On the other hand, a throwaway line encountered fairly often in science fiction is that an alien organism has both animal and plant features or ancestry. This is entirely possible. Here on Earth, the differentiation between plant and animal cells happened early in life’s evolutionary tree. Cells typically fall into one type or the other, with very little in between (although even here fungi fit neither category). Even so, some animals have reached a symbiosis, embedding algal cells in their own tissues (or vice versa) to make use of their chemical products. In an alien evolution of life, the differentiation between robust plant cells and flexible animal cells might well be replicated, with each serving analogue roles to those here. However it is entirely possible that alien life would result in creatures that have neither animal nor plant metabolisms, and whose tissues show elements of both including both warm blooded respiration and photosynthesis. Organisms that humanity might classify at first sight as plants (or animals) might well prove to be an entirely new class. A charitable reading of Lost In Space’s "Great Vegetable Rebellion" might put its antagonist in this category, while it would also likely describe Delvians such as Zhaan in Farscape. The photosynthetic and cellulose-rich cells of these individuals may have as much in common with our own animal biology as with the plants they resemble.
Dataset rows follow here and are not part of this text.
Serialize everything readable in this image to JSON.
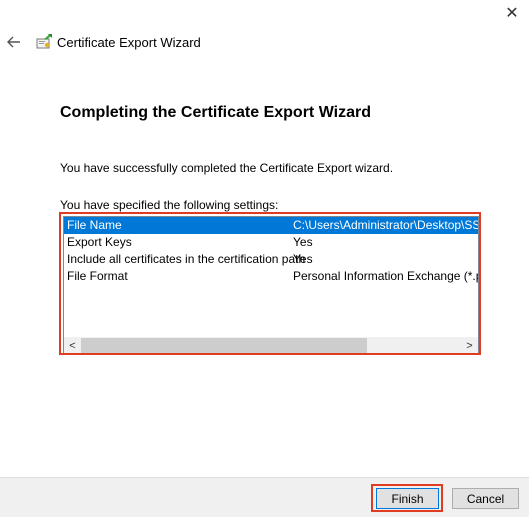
{
  "window": {
    "title": "Certificate Export Wizard",
    "close_glyph": "✕",
    "back_glyph": "←"
  },
  "page": {
    "heading": "Completing the Certificate Export Wizard",
    "success_text": "You have successfully completed the Certificate Export wizard.",
    "settings_label": "You have specified the following settings:"
  },
  "settings": [
    {
      "name": "File Name",
      "value": "C:\\Users\\Administrator\\Desktop\\SSL C",
      "selected": true
    },
    {
      "name": "Export Keys",
      "value": "Yes",
      "selected": false
    },
    {
      "name": "Include all certificates in the certification path",
      "value": "Yes",
      "selected": false
    },
    {
      "name": "File Format",
      "value": "Personal Information Exchange (*.pfx)",
      "selected": false
    }
  ],
  "scrollbar": {
    "left_glyph": "<",
    "right_glyph": ">"
  },
  "buttons": {
    "finish": "Finish",
    "cancel": "Cancel"
  },
  "colors": {
    "selection": "#0078d7",
    "highlight_outline": "#e03c24"
  }
}
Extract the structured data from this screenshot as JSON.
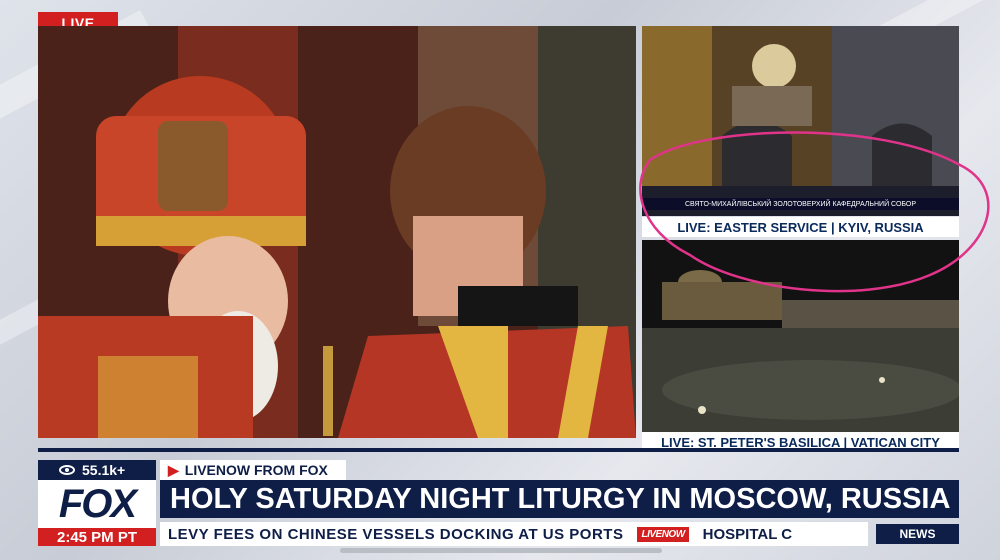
{
  "badge": {
    "live": "LIVE"
  },
  "side_videos": [
    {
      "overlay_text": "СВЯТО-МИХАЙЛІВСЬКИЙ ЗОЛОТОВЕРХИЙ КАФЕДРАЛЬНИЙ СОБОР",
      "caption": "LIVE: EASTER SERVICE | KYIV, RUSSIA"
    },
    {
      "caption": "LIVE: ST. PETER'S BASILICA | VATICAN CITY"
    }
  ],
  "lower_third": {
    "views": "55.1k+",
    "source": "LIVENOW FROM FOX",
    "logo": "FOX",
    "headline": "HOLY SATURDAY NIGHT LITURGY IN MOSCOW, RUSSIA",
    "time": "2:45 PM PT",
    "ticker": "LEVY FEES ON CHINESE VESSELS DOCKING AT US PORTS",
    "ticker_brand": "LIVENOW",
    "ticker_next": "HOSPITAL C",
    "news_tag": "NEWS"
  },
  "annotation": {
    "color": "#e0338a",
    "shape": "ellipse"
  },
  "colors": {
    "navy": "#0f1e47",
    "red": "#d21f1f"
  }
}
Perilous and peculiar as they are, plant people provide a perfect perturbation to our parochial paradigm. Perhaps perceptive plant people are predictable speculations, perhaps they are probable entries in the panoply of populations, and perhaps they represent peculiar possibilities for which no life on our planet leaves us prepared. Nonetheless, people will probably persist in playing with the potentialities on planets near and far, probing our preconceptions and peeking at these possible plant personalities.
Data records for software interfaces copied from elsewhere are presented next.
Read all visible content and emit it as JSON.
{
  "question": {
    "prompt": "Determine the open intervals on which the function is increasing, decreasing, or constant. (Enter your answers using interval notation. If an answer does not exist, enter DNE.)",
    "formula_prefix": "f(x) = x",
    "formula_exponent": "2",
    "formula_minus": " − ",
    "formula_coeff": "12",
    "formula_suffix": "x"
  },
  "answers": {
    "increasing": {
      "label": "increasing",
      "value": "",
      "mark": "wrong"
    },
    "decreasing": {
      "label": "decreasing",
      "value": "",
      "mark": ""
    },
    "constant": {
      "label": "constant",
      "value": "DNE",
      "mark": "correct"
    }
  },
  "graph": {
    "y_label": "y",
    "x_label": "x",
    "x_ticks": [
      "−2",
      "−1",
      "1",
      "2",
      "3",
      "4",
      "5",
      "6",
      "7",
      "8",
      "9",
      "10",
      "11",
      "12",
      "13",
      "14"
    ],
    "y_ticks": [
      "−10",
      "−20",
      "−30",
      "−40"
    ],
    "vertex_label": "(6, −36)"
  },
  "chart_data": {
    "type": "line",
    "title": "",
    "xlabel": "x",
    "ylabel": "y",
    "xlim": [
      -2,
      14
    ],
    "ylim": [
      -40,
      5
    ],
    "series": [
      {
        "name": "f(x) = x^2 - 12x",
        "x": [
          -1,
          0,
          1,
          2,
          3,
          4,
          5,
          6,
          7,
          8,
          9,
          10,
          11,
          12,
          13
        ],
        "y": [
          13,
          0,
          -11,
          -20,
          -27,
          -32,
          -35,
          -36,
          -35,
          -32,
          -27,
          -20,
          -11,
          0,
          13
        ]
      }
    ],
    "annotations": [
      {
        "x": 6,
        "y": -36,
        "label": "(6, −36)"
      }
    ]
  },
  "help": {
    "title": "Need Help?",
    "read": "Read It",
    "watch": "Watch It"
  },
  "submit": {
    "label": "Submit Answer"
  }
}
 “Plant People”, Elizabeth Stanway, Cosmic Stories blog. October 2023.


[1] The sake of brevity, I’m going to restrict myself here to stories of plants that show signs of both consciousness and autonomous self-locomotion. There are always a few interesting examples in the grey areas - for example the Symbs of John Varley’s The Ophiuchi Hotline sequence, which are intelligent plants that encase and live in symbiosis with humans, providing them with protection and propulsion in the rings of Saturn, but are not fully conscious without that symbiosis. [Return to text]
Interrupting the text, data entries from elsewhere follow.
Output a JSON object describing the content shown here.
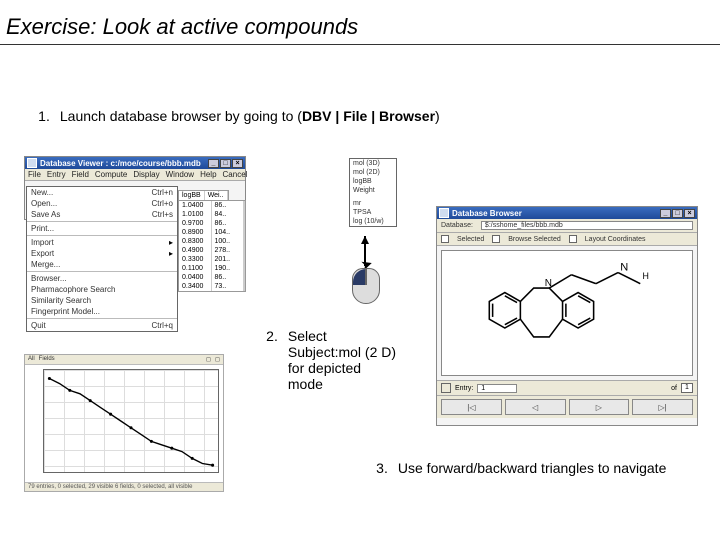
{
  "title": "Exercise: Look at active compounds",
  "steps": {
    "s1": {
      "num": "1.",
      "text_pre": "Launch database browser by going to (",
      "bold": "DBV | File | Browser",
      "text_post": ")"
    },
    "s2": {
      "num": "2.",
      "l1": "Select",
      "l2": "Subject:mol (2 D)",
      "l3": "for depicted",
      "l4": "mode"
    },
    "s3": {
      "num": "3.",
      "text": "Use forward/backward triangles to navigate"
    }
  },
  "dv_window": {
    "title": "Database Viewer : c:/moe/course/bbb.mdb",
    "menubar": [
      "File",
      "Entry",
      "Field",
      "Compute",
      "Display",
      "Window",
      "Help"
    ],
    "cancel": "Cancel",
    "cols": [
      "logBB",
      "Wei.."
    ]
  },
  "file_menu": {
    "items": [
      {
        "label": "New...",
        "accel": "Ctrl+n"
      },
      {
        "label": "Open...",
        "accel": "Ctrl+o"
      },
      {
        "label": "Save As",
        "accel": "Ctrl+s"
      },
      {
        "sep": true
      },
      {
        "label": "Print...",
        "accel": ""
      },
      {
        "sep": true
      },
      {
        "label": "Import",
        "accel": "",
        "sub": true
      },
      {
        "label": "Export",
        "accel": "",
        "sub": true
      },
      {
        "label": "Merge...",
        "accel": ""
      },
      {
        "sep": true
      },
      {
        "label": "Browser...",
        "accel": ""
      },
      {
        "label": "Pharmacophore Search",
        "accel": ""
      },
      {
        "label": "Similarity Search",
        "accel": ""
      },
      {
        "label": "Fingerprint Model...",
        "accel": ""
      },
      {
        "sep": true
      },
      {
        "label": "Quit",
        "accel": "Ctrl+q"
      }
    ]
  },
  "subject_dropdown": {
    "items": [
      "mol (3D)",
      "mol (2D)",
      "logBB",
      "Weight",
      "mr",
      "TPSA",
      "log (10/w)"
    ]
  },
  "chart": {
    "toprow": [
      "All",
      "Fields",
      "",
      "◻",
      "◻"
    ],
    "status": "79 entries, 0 selected, 29 visible  6 fields, 0 selected, all visible"
  },
  "db_browser": {
    "title": "Database Browser",
    "db_label": "Database:",
    "db_value": "$:/sshome_files/bbb.mdb",
    "selected": "Selected",
    "browse_sel": "Browse Selected",
    "layout": "Layout Coordinates",
    "entry_label": "Entry:",
    "entry_value": "1",
    "of": "of",
    "total": "1",
    "nav": [
      "|◁",
      "◁",
      "▷",
      "▷|"
    ]
  }
}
[2] An interesting juxtaposition can be found in the fact that this warning against plant aggression is immediately followed in The Avengers running order by “Silent Dust” which carries a serious warning against artificial fertilisers and the impact of agricultural chemicals on both plant and animal life. [Return to text]

[3] A later Doctor Who episode “In the Forests of the Night” (2014) suggested rather implausibly that even contemporary Earth trees have some degree of sentience and act to protect humanity from events such as solar flares. [Return to text]

[4] In the DVD extras to Doctor Who story "Terror of the Vervoids" (1986), Pip Baker mentioned also being inspired by an article reporting scientific research on the sensitivity of plants to pain. [Return to text]

Comments and views expressed in this blog are those of the author and do not necessarily reflect the opinions of the University of Warwick. All images sourced from publicly accessible repositories online.